Murcia (mr'sh-), an old city of Spain, on Segura River. It is an old-fashioned, Moorish place, surrounded by gardens of mulberry, orange, fig, palm and other fruit-trees. The main buildings are the bishop's palace and the cathedral, begun in 1353. Silks, saltpeter, gunpowder, soda, musical instruments and glass are manufactured. Fruit-growing, the preparation of olive-oil and esparto-weaving also flourish. Alfonso X took the city from the Moors in 1263. An earthquake almost destroyed it in 1829, and it was captured by Spanish rebels in 1843. Population 111,539.

Mur'doch, James Edward, an American actor, was born at Philadelphia, June 25, 1811. He first appeared on the stage in his native city. In 1&38 he supported Ellen Tree in leading characters at New York. He

left the stage in 1842 to teach elocution. He also lectured on Shakespeare. In 1845 he again became an actor, appearing at New York as Hamlet and afterward toured in Canada, California and England. During the Civil War he gave readings throughout the North in aid of the sanitary commission, devoted himself to the care of sick and wounded soldiers, and served for a while on General Rousseau's staff. Together with William Russell he published Orthophony or Culture of the Voice. After the war Mr. Murdoch lived at Philadelphia, and died at Cincinnati, May 19, 1893.

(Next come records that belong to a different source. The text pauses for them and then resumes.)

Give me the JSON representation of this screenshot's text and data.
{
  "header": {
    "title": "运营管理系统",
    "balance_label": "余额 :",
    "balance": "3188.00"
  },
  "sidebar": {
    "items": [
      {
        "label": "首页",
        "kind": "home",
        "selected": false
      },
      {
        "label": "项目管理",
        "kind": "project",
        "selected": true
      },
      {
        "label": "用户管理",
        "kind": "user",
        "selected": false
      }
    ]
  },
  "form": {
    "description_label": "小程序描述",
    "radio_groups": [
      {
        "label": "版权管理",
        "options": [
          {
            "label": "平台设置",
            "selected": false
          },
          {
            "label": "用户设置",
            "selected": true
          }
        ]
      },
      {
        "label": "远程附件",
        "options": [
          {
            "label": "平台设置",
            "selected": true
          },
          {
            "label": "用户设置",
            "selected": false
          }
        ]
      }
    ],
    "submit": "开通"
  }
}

Murdock, William, the inventor of gas used as a light, was born on Aug. 21, 1754, near Auchinleck, Ayrshire, Scotland. He worked under his father, who was a millwright and miller, till he was twenty-three. He then entered the employment of a Birmingham house and showed such marked ability that he was sent to Cornwall to superintend the setting up of mining engines there. In 1784 he built the model of a high-pressure engine to run on wheels. His work at Cornwall was hard, yet up to his forty-fourth year his wages were not more than $5 a week. Murdock's inventive brain was never idle; he introduced labor-saving machinery of various kinds and an oscillating engine of a pattern still in use. His investigations in the distillation of coal-gas began in 1792, when he lighted his offices and cottages by this means. But he reaped little profit from this useful invention. Murdock died at Birmingham, England, Nov. 15, 1839.

Mur'free, Mary Noailles, whose fame as a writer was gained under the name of Charles Egbert Craddock, was born in 1850 near Murfreesborough, Tenn. Her first story, which appeared in the Atlantic Monthly, was The Dancin' Party. Egbert Craddock was the name of the hero of her second short story, which was half-written when she was about to mail the first part to the publishers. Being at a loss for a pseudonym, she stole that of her hero, with the prefix Charles. The buildings at Miss Murfree's birthplace, the scenes of parts of Where the Battle was Fought, were riddled by shot and shell at the battle of Stone River. This is a novel of great and picturesque power, though The Prophet of the Great Smoky Mountains is held to be her best work. In the Tennessee Mountains is a collection of eight stories. Down the Ravine professes to be a young people's story, but no one is too old to be entranced by its sketches of scenery in the Cumberland Mountains and the picture of the " powerful peart " little sister, Tennessee. Miss Murfree puts her heart into her work. Her later books include The Juggler; The Phantoms of the Footbridge; The Mystery of Witch-face Mountain; The Bushwackers; A Spectre of Power; and The Frontiersman.